Again, from the evidence before me, there is no dispute that the Respondents were to pay the sum of GH¢6,292.00 in monthly installments. However, the Respondents paid the sum of GH¢3,146.00 per month. This in itself constitutes a breach of the agreement executed by the parties. Paragraph 6 of the affidavit filed by the respondents on the 15th November, 2017 attest to this fact that the Respondents instead of the GH¢6,292.00 per month were paying GH¢ 3,146.00 per month. This to me, constitutes a default. I am satisfied therefore, that, the Applicant has established that the Respondents are in default of payment. From the records before me, the transaction was registered with the collateral registry. Upon their default, the Applicant through their attorney wrote to demand payment from the Respondents on 15th of August, 2016. Furthermore, when the Respondents failed to settle their indebtedness, the Applicant through their attorney, Hope Capital Limited, wrote to the Respondents notifying them of their intention to possess the property located at Gbawe, Accra. This notice of intention to possess, has been exhibited as Exhibit RA5. The records further shows that the collateral registry of the bank of Ghana has issued a memorandum of no objection pursuant to Section 33(b) of the Borrowers and Lenders Act 2008 Act 773 and the Collateral Registry Guidelines and Bank of Ghana notices. This is also dated 19th June,

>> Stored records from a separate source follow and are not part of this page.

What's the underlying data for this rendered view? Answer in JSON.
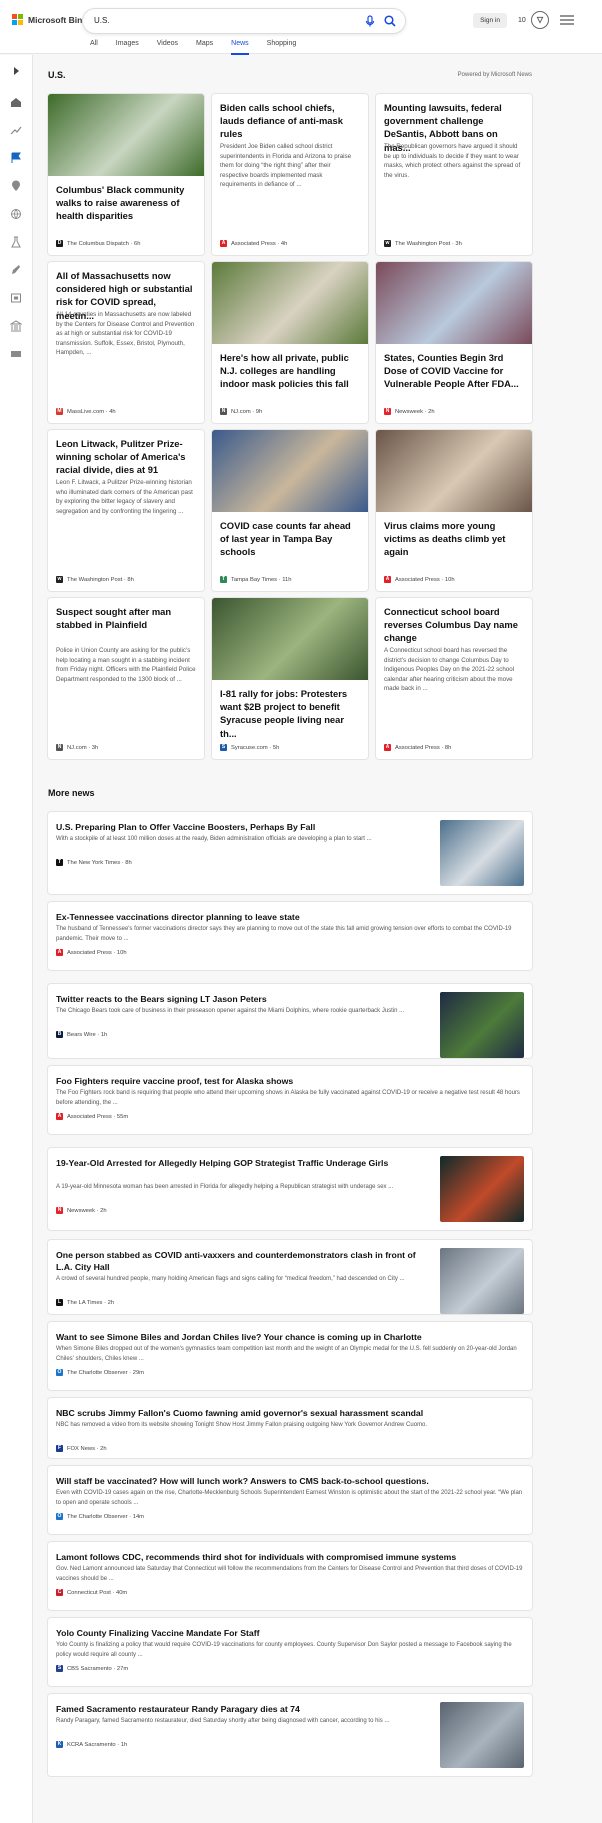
{
  "header": {
    "logo_text": "Microsoft Bing",
    "search_value": "U.S.",
    "signin_label": "Sign in",
    "rewards_count": "10",
    "tabs": [
      {
        "label": "All"
      },
      {
        "label": "Images"
      },
      {
        "label": "Videos"
      },
      {
        "label": "Maps"
      },
      {
        "label": "News",
        "active": true
      },
      {
        "label": "Shopping"
      }
    ]
  },
  "section": {
    "title": "U.S.",
    "powered_by": "Powered by Microsoft News"
  },
  "cards": [
    {
      "headline": "Columbus' Black community walks to raise awareness of health disparities",
      "snippet": "",
      "source": "The Columbus Dispatch",
      "age": "6h",
      "icon": "D",
      "icon_color": "#1a1a1a",
      "has_image": true,
      "image_colors": [
        "#3e6b2a",
        "#c8d6c1"
      ]
    },
    {
      "headline": "Biden calls school chiefs, lauds defiance of anti-mask rules",
      "snippet": "President Joe Biden called school district superintendents in Florida and Arizona to praise them for doing “the right thing” after their respective boards implemented mask requirements in defiance of ...",
      "source": "Associated Press",
      "age": "4h",
      "icon": "AP",
      "icon_color": "#e31f26",
      "has_image": false
    },
    {
      "headline": "Mounting lawsuits, federal government challenge DeSantis, Abbott bans on mas...",
      "snippet": "The Republican governors have argued it should be up to individuals to decide if they want to wear masks, which protect others against the spread of the virus.",
      "source": "The Washington Post",
      "age": "3h",
      "icon": "wp",
      "icon_color": "#222222",
      "has_image": false
    },
    {
      "headline": "All of Massachusetts now considered high or substantial risk for COVID spread, meetin...",
      "snippet": "All 14 counties in Massachusetts are now labeled by the Centers for Disease Control and Prevention as at high or substantial risk for COVID-19 transmission. Suffolk, Essex, Bristol, Plymouth, Hampden, ...",
      "source": "MassLive.com",
      "age": "4h",
      "icon": "M",
      "icon_color": "#d63a2f",
      "has_image": false
    },
    {
      "headline": "Here's how all private, public N.J. colleges are handling indoor mask policies this fall",
      "snippet": "",
      "source": "NJ.com",
      "age": "9h",
      "icon": "NJ",
      "icon_color": "#555555",
      "has_image": true,
      "image_colors": [
        "#5c7a3b",
        "#d9d2c2"
      ]
    },
    {
      "headline": "States, Counties Begin 3rd Dose of COVID Vaccine for Vulnerable People After FDA...",
      "snippet": "",
      "source": "Newsweek",
      "age": "2h",
      "icon": "N",
      "icon_color": "#e3262d",
      "has_image": true,
      "image_colors": [
        "#7a4a5a",
        "#b9c9dc"
      ]
    },
    {
      "headline": "Leon Litwack, Pulitzer Prize-winning scholar of America's racial divide, dies at 91",
      "snippet": "Leon F. Litwack, a Pulitzer Prize-winning historian who illuminated dark corners of the American past by exploring the bitter legacy of slavery and segregation and by confronting the lingering ...",
      "source": "The Washington Post",
      "age": "8h",
      "icon": "wp",
      "icon_color": "#222222",
      "has_image": false
    },
    {
      "headline": "COVID case counts far ahead of last year in Tampa Bay schools",
      "snippet": "",
      "source": "Tampa Bay Times",
      "age": "11h",
      "icon": "T",
      "icon_color": "#2e8b57",
      "has_image": true,
      "image_colors": [
        "#3a5a8c",
        "#c9b79c"
      ]
    },
    {
      "headline": "Virus claims more young victims as deaths climb yet again",
      "snippet": "",
      "source": "Associated Press",
      "age": "10h",
      "icon": "AP",
      "icon_color": "#e31f26",
      "has_image": true,
      "image_colors": [
        "#6a5548",
        "#d8c9b4"
      ]
    },
    {
      "headline": "Suspect sought after man stabbed in Plainfield",
      "snippet": "Police in Union County are asking for the public's help locating a man sought in a stabbing incident from Friday night. Officers with the Plainfield Police Department responded to the 1300 block of ...",
      "source": "NJ.com",
      "age": "3h",
      "icon": "NJ",
      "icon_color": "#555555",
      "has_image": false
    },
    {
      "headline": "I-81 rally for jobs: Protesters want $2B project to benefit Syracuse people living near th...",
      "snippet": "",
      "source": "Syracuse.com",
      "age": "5h",
      "icon": "S",
      "icon_color": "#1c5aa6",
      "has_image": true,
      "image_colors": [
        "#3b5530",
        "#9cb47e"
      ]
    },
    {
      "headline": "Connecticut school board reverses Columbus Day name change",
      "snippet": "A Connecticut school board has reversed the district's decision to change Columbus Day to Indigenous Peoples Day on the 2021-22 school calendar after hearing criticism about the move made back in ...",
      "source": "Associated Press",
      "age": "8h",
      "icon": "AP",
      "icon_color": "#e31f26",
      "has_image": false
    }
  ],
  "more_news": {
    "title": "More news",
    "items": [
      {
        "headline": "U.S. Preparing Plan to Offer Vaccine Boosters, Perhaps By Fall",
        "snippet": "With a stockpile of at least 100 million doses at the ready, Biden administration officials are developing a plan to start ...",
        "source": "The New York Times",
        "age": "8h",
        "icon": "T",
        "icon_color": "#111111",
        "has_image": true,
        "image_colors": [
          "#4b6f8c",
          "#d7dde2"
        ]
      },
      {
        "headline": "Ex-Tennessee vaccinations director planning to leave state",
        "snippet": "The husband of Tennessee's former vaccinations director says they are planning to move out of the state this fall amid growing tension over efforts to combat the COVID-19 pandemic. Their move to ...",
        "source": "Associated Press",
        "age": "10h",
        "icon": "AP",
        "icon_color": "#e31f26",
        "has_image": false
      },
      {
        "headline": "Twitter reacts to the Bears signing LT Jason Peters",
        "snippet": "The Chicago Bears took care of business in their preseason opener against the Miami Dolphins, where rookie quarterback Justin ...",
        "source": "Bears Wire",
        "age": "1h",
        "icon": "B",
        "icon_color": "#0b1f3a",
        "has_image": true,
        "image_colors": [
          "#1f2a44",
          "#4d7a3a"
        ]
      },
      {
        "headline": "Foo Fighters require vaccine proof, test for Alaska shows",
        "snippet": "The Foo Fighters rock band is requiring that people who attend their upcoming shows in Alaska be fully vaccinated against COVID-19 or receive a negative test result 48 hours before attending, the ...",
        "source": "Associated Press",
        "age": "55m",
        "icon": "AP",
        "icon_color": "#e31f26",
        "has_image": false
      },
      {
        "headline": "19-Year-Old Arrested for Allegedly Helping GOP Strategist Traffic Underage Girls",
        "snippet": "A 19-year-old Minnesota woman has been arrested in Florida for allegedly helping a Republican strategist with underage sex ...",
        "source": "Newsweek",
        "age": "2h",
        "icon": "N",
        "icon_color": "#e3262d",
        "has_image": true,
        "image_colors": [
          "#0f2a2a",
          "#c04a2a"
        ]
      },
      {
        "headline": "One person stabbed as COVID anti-vaxxers and counterdemonstrators clash in front of L.A. City Hall",
        "snippet": "A crowd of several hundred people, many holding American flags and signs calling for “medical freedom,” had descended on City ...",
        "source": "The LA Times",
        "age": "2h",
        "icon": "L",
        "icon_color": "#111111",
        "has_image": true,
        "image_colors": [
          "#6b7580",
          "#c3ccd4"
        ]
      },
      {
        "headline": "Want to see Simone Biles and Jordan Chiles live? Your chance is coming up in Charlotte",
        "snippet": "When Simone Biles dropped out of the women's gymnastics team competition last month and the weight of an Olympic medal for the U.S. fell suddenly on 20-year-old Jordan Chiles' shoulders, Chiles knew ...",
        "source": "The Charlotte Observer",
        "age": "29m",
        "icon": "O",
        "icon_color": "#1d75c9",
        "has_image": false
      },
      {
        "headline": "NBC scrubs Jimmy Fallon's Cuomo fawning amid governor's sexual harassment scandal",
        "snippet": "NBC has removed a video from its website showing Tonight Show Host Jimmy Fallon praising outgoing New York Governor Andrew Cuomo.",
        "source": "FOX News",
        "age": "2h",
        "icon": "F",
        "icon_color": "#1a3c8c",
        "has_image": false
      },
      {
        "headline": "Will staff be vaccinated? How will lunch work? Answers to CMS back-to-school questions.",
        "snippet": "Even with COVID-19 cases again on the rise, Charlotte-Mecklenburg Schools Superintendent Earnest Winston is optimistic about the start of the 2021-22 school year. “We plan to open and operate schools ...",
        "source": "The Charlotte Observer",
        "age": "14m",
        "icon": "O",
        "icon_color": "#1d75c9",
        "has_image": false
      },
      {
        "headline": "Lamont follows CDC, recommends third shot for individuals with compromised immune systems",
        "snippet": "Gov. Ned Lamont announced late Saturday that Connecticut will follow the recommendations from the Centers for Disease Control and Prevention that third doses of COVID-19 vaccines should be ...",
        "source": "Connecticut Post",
        "age": "40m",
        "icon": "C",
        "icon_color": "#c8202f",
        "has_image": false
      },
      {
        "headline": "Yolo County Finalizing Vaccine Mandate For Staff",
        "snippet": "Yolo County is finalizing a policy that would require COVID-19 vaccinations for county employees. County Supervisor Don Saylor posted a message to Facebook saying the policy would require all county ...",
        "source": "CBS Sacramento",
        "age": "27m",
        "icon": "S",
        "icon_color": "#23408e",
        "has_image": false
      },
      {
        "headline": "Famed Sacramento restaurateur Randy Paragary dies at 74",
        "snippet": "Randy Paragary, famed Sacramento restaurateur, died Saturday shortly after being diagnosed with cancer, according to his ...",
        "source": "KCRA Sacramento",
        "age": "1h",
        "icon": "K",
        "icon_color": "#1d5fb0",
        "has_image": true,
        "image_colors": [
          "#5a6470",
          "#a9b3bd"
        ]
      }
    ]
  }
}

I am satisfied that the Applicant has complied with the provisions in Section 32 of Act 773 and the Collateral Registry Guidelines and Bank of Ghana notices. It is therefore my considered opinion that, the Application should be granted. Same is accordingly granted. It is hereby ordered that the Applicant take possession of the property No 67 (Sector F), Gbawe, North Accra) bounded on the North by plot no. 68 measuring 100 feet more or less, on the East by plot no. 65 measuring 105 feet more or less, on the South by a propose road measuring 100 feet more or less, on the West by plot no. 69 measuring 105 feet more or less and containing an approximate area of 0.17 acre more or less, with the assistance of Ghana Police, Gbawe, Accra.
The Applicant should have its cost in the action assessed at GH¢2,000.00